Work order |
Exclude the pictures, then copy all remaining records exactly.

Data for this exercise |
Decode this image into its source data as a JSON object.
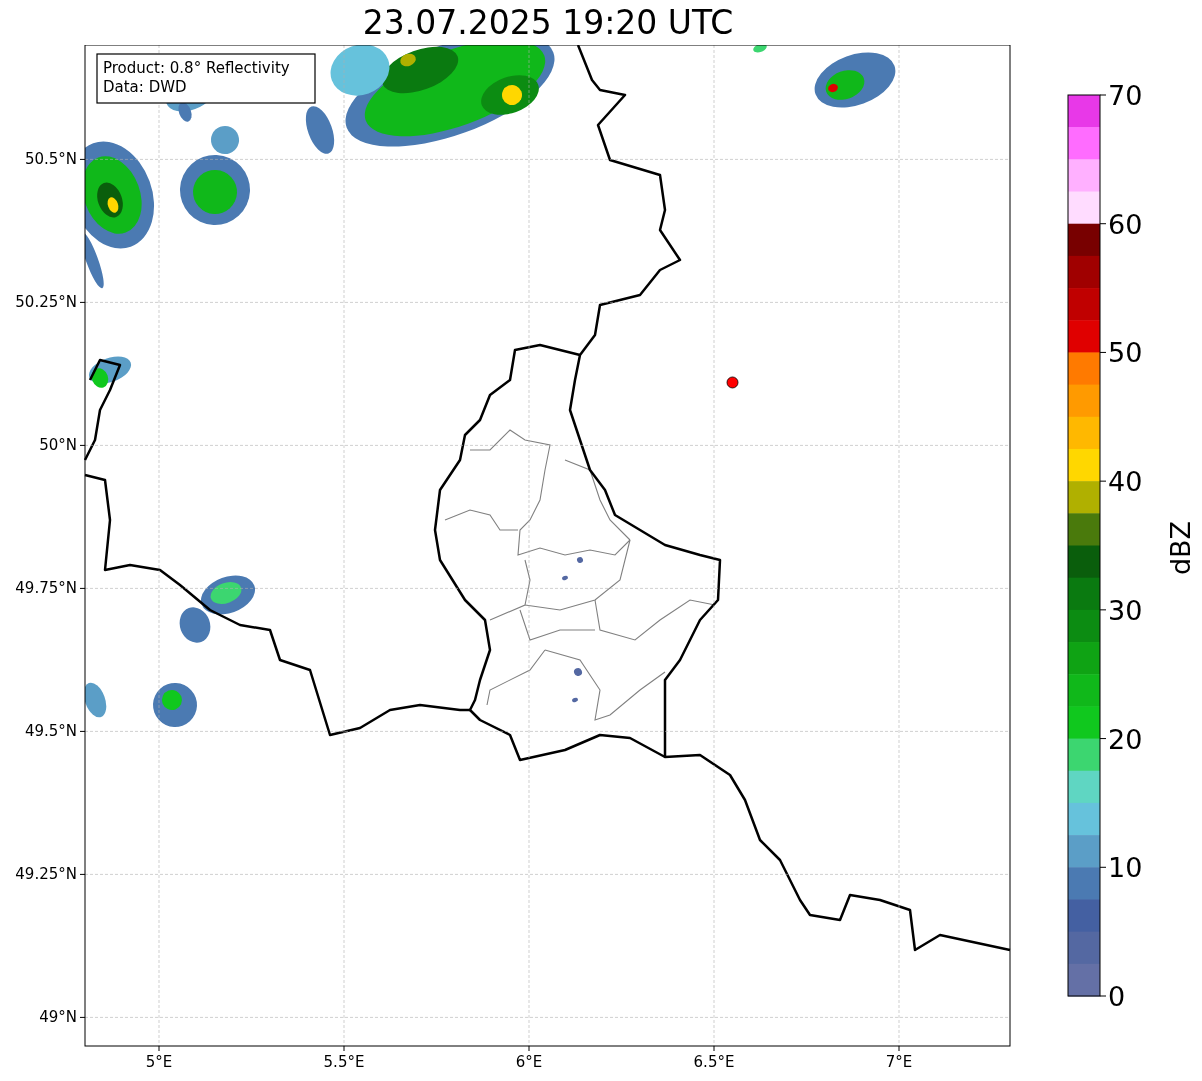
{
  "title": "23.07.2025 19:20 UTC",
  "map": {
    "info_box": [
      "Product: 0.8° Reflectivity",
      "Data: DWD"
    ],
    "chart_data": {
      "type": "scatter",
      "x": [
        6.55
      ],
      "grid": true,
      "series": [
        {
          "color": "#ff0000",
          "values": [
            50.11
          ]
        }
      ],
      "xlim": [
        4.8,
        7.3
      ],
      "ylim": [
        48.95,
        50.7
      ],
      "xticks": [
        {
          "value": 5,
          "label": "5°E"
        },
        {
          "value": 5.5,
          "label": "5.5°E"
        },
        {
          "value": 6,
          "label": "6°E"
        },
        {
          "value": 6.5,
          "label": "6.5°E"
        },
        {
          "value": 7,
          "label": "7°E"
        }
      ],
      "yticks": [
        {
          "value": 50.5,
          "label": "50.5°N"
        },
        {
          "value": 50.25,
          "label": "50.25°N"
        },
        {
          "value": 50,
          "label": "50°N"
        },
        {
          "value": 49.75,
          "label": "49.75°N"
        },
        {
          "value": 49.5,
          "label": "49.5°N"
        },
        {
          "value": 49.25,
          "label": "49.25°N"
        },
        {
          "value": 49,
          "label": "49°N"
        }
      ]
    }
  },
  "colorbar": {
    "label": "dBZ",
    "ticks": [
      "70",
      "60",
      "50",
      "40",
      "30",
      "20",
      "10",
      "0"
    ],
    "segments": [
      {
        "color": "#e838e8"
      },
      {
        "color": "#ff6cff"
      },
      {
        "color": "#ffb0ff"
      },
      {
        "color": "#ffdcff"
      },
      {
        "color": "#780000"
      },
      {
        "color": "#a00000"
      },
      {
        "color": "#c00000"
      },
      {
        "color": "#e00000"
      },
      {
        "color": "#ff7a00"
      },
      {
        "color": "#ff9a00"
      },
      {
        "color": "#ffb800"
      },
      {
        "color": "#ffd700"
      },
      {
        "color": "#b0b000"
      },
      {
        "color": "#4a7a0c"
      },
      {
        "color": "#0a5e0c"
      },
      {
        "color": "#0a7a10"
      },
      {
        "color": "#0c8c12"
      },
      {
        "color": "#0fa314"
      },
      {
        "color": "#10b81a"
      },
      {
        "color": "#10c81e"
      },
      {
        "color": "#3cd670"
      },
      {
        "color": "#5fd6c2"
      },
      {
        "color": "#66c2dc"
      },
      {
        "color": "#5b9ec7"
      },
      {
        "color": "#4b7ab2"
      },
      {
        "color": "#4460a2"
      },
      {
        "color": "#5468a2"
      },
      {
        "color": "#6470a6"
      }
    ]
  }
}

Solution |
Decode this image into its source data as a JSON object.
{
  "title": "23.07.2025 19:20 UTC",
  "map": {
    "info_box": [
      "Product: 0.8° Reflectivity",
      "Data: DWD"
    ],
    "chart_data": {
      "type": "scatter",
      "x": [
        6.55
      ],
      "grid": true,
      "series": [
        {
          "color": "#ff0000",
          "values": [
            50.11
          ]
        }
      ],
      "xlim": [
        4.8,
        7.3
      ],
      "ylim": [
        48.95,
        50.7
      ],
      "xticks": [
        {
          "value": 5,
          "label": "5°E"
        },
        {
          "value": 5.5,
          "label": "5.5°E"
        },
        {
          "value": 6,
          "label": "6°E"
        },
        {
          "value": 6.5,
          "label": "6.5°E"
        },
        {
          "value": 7,
          "label": "7°E"
        }
      ],
      "yticks": [
        {
          "value": 50.5,
          "label": "50.5°N"
        },
        {
          "value": 50.25,
          "label": "50.25°N"
        },
        {
          "value": 50,
          "label": "50°N"
        },
        {
          "value": 49.75,
          "label": "49.75°N"
        },
        {
          "value": 49.5,
          "label": "49.5°N"
        },
        {
          "value": 49.25,
          "label": "49.25°N"
        },
        {
          "value": 49,
          "label": "49°N"
        }
      ]
    }
  },
  "colorbar": {
    "label": "dBZ",
    "ticks": [
      "70",
      "60",
      "50",
      "40",
      "30",
      "20",
      "10",
      "0"
    ],
    "segments": [
      {
        "color": "#e838e8"
      },
      {
        "color": "#ff6cff"
      },
      {
        "color": "#ffb0ff"
      },
      {
        "color": "#ffdcff"
      },
      {
        "color": "#780000"
      },
      {
        "color": "#a00000"
      },
      {
        "color": "#c00000"
      },
      {
        "color": "#e00000"
      },
      {
        "color": "#ff7a00"
      },
      {
        "color": "#ff9a00"
      },
      {
        "color": "#ffb800"
      },
      {
        "color": "#ffd700"
      },
      {
        "color": "#b0b000"
      },
      {
        "color": "#4a7a0c"
      },
      {
        "color": "#0a5e0c"
      },
      {
        "color": "#0a7a10"
      },
      {
        "color": "#0c8c12"
      },
      {
        "color": "#0fa314"
      },
      {
        "color": "#10b81a"
      },
      {
        "color": "#10c81e"
      },
      {
        "color": "#3cd670"
      },
      {
        "color": "#5fd6c2"
      },
      {
        "color": "#66c2dc"
      },
      {
        "color": "#5b9ec7"
      },
      {
        "color": "#4b7ab2"
      },
      {
        "color": "#4460a2"
      },
      {
        "color": "#5468a2"
      },
      {
        "color": "#6470a6"
      }
    ]
  }
}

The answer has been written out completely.